There is probably no single tip that improves the chance of success with tropical fish than, Avoid Stress.” When fish have to deal with stressful conditions, they can quickly lose vitality and become more susceptible to infection or other illness. Here are some common sources of stress:
- Changes in water temperature. A drop of more than 3 degrees fahrenheit over a 24 hour period often weakens fishes’ resistance to the common parasite, “ich.” A good quality, well maintained heater is a lifesaver.
- Changes in pH. Rapid changes in pH can cause irritation, even if within the “acceptable” range of that species. When transferring fish or adding pH adjusters, avoid a shift of more than .5 (e.g. from 7.5 to 7.0) in a 24 hour period.
- Changes in salinity (saltwater). Marine fish and invertebrates achieve a sort of balance between the water inside and outside of their bodies. A sudden change of .005 (e.g., from 1.025 to 1.020) can cause instant death in certain shrimps, and stress in other organisms.

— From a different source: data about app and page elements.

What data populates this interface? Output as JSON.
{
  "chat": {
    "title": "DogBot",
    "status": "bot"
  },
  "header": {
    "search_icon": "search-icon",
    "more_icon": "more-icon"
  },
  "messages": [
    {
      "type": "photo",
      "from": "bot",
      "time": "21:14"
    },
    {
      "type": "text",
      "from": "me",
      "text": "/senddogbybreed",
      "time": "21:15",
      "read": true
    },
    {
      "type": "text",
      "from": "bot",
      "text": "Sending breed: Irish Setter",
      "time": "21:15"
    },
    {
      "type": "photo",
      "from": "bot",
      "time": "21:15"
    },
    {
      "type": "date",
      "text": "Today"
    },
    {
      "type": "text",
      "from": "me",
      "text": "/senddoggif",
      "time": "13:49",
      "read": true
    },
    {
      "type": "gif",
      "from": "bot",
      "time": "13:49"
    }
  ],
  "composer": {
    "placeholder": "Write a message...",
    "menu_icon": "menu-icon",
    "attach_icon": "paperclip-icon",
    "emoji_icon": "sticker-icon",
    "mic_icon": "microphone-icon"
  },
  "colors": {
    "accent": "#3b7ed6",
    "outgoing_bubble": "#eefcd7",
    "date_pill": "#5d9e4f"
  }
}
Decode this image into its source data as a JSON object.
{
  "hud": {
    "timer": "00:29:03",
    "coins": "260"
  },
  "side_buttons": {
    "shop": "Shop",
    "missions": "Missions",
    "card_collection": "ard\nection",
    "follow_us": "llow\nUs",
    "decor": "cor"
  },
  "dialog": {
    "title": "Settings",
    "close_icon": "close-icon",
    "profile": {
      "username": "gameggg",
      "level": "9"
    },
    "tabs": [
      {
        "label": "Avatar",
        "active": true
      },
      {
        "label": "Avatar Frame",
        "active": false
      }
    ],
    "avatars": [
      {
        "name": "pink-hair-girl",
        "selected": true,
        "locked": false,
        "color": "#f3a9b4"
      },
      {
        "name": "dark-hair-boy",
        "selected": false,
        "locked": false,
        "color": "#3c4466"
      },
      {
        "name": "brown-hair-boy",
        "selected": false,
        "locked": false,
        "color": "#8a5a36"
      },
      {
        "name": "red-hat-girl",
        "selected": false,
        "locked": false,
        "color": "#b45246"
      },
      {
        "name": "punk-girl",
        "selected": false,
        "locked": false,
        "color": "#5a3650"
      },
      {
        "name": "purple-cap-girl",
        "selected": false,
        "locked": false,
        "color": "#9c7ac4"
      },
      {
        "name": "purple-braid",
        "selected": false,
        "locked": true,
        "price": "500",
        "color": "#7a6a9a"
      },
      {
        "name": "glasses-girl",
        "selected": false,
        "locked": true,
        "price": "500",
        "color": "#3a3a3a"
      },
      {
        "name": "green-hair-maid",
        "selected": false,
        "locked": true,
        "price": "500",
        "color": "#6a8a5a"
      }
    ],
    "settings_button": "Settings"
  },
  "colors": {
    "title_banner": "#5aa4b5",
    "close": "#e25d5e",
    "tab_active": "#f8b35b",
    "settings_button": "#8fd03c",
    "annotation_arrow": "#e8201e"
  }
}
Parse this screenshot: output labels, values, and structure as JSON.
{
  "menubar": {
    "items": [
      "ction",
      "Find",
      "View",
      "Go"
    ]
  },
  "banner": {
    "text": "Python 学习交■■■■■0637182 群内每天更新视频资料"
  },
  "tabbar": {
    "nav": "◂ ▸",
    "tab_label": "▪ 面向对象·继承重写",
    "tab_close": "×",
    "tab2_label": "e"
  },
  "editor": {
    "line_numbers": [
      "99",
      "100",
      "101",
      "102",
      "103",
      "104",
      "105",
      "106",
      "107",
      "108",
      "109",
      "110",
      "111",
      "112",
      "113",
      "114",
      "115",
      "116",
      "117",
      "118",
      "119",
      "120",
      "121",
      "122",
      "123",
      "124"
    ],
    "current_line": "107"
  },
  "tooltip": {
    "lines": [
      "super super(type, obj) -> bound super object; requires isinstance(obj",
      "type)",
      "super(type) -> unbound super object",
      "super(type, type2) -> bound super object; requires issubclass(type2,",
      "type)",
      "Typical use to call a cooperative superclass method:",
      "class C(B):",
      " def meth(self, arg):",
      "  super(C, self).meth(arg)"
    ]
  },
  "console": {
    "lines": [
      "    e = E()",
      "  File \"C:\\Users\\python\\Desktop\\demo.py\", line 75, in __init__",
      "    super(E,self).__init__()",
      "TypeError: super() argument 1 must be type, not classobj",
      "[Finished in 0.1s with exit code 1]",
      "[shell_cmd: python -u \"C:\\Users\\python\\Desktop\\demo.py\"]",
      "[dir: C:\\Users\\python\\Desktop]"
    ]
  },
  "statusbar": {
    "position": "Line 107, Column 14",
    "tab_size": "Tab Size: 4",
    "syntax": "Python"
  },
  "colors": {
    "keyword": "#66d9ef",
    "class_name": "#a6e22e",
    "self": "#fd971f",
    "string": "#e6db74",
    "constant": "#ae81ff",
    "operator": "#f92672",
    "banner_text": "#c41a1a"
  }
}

- Ammonia/nitrite toxicity. Mostly a problem during the “break-in” cycle, high ammonia levels can cause considerable damage to gills and nitrites reduce the blood’s ability to carry oxygen. See our other articles on New Tank Syndrome.
- Inadequate aeration. Would you feel comfortable if the air around you contained only half as much oxygen in it as it should? This is a very real concern in aquariums. Keep the bubbling and surface agitation cranking and don’t overcrowd the aquarium with too many oxygen-sucking critters.
- Rough handling. Carelessly netting and bagging fish can not only injure them visibly, but chemicals they produce while in a state of panic can harm them as well. Be patient and careful.
- Aggression. A fish that is continually harassed or even just intimidated by its tankmates will inevitably lose its resistance to disease – and may even infect others on its way out!
“Tip of the week” appeared regularly in 1999 and 2000.